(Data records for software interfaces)
- - - -

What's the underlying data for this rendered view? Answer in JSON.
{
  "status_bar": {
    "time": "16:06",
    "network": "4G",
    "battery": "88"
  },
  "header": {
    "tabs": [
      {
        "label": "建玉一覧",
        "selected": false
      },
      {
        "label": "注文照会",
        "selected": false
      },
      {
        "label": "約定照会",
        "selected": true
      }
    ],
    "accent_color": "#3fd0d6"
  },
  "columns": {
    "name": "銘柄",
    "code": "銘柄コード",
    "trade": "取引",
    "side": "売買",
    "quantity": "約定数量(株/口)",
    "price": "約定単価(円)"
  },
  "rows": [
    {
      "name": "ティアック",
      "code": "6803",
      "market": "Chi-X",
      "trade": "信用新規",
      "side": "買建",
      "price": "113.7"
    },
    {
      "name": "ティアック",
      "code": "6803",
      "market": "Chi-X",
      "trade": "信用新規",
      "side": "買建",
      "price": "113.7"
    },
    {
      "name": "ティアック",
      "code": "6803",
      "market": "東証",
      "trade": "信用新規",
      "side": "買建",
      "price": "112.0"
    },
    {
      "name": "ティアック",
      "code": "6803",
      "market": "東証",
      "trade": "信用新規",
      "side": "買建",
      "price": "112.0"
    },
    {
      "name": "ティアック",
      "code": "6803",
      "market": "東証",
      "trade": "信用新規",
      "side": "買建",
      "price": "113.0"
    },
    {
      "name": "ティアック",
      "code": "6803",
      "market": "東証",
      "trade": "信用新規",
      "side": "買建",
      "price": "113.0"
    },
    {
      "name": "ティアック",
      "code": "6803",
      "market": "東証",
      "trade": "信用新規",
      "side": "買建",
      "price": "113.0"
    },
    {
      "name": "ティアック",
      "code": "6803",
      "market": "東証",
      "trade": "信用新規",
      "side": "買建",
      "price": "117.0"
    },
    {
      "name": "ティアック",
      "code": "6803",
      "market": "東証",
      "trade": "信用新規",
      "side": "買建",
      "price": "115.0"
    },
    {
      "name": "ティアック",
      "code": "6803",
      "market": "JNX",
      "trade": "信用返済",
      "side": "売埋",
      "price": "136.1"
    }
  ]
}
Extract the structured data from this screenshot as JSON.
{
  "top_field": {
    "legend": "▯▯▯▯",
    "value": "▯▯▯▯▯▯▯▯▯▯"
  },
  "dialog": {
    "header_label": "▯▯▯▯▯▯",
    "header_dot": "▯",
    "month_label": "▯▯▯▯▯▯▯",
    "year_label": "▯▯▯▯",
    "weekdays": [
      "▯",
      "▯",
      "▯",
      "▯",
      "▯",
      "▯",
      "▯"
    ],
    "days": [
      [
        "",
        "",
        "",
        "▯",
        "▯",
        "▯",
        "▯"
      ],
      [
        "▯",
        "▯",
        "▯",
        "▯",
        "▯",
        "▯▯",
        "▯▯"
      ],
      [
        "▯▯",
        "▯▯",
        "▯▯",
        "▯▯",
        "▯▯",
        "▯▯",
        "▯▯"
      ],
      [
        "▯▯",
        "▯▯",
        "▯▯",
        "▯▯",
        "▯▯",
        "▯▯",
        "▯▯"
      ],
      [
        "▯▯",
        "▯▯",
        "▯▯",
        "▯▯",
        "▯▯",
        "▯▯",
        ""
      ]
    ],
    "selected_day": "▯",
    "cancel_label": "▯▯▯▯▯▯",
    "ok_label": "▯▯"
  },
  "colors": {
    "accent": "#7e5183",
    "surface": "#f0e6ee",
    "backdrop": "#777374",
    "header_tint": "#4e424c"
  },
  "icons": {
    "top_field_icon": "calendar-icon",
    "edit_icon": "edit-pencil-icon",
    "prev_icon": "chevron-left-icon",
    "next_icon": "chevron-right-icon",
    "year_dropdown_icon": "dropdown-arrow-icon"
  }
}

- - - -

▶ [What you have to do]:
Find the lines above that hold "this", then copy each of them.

▶ [Result]:
What's the underlying data for this rendered view? Answer in JSON.
Extract the structured data from this screenshot as JSON.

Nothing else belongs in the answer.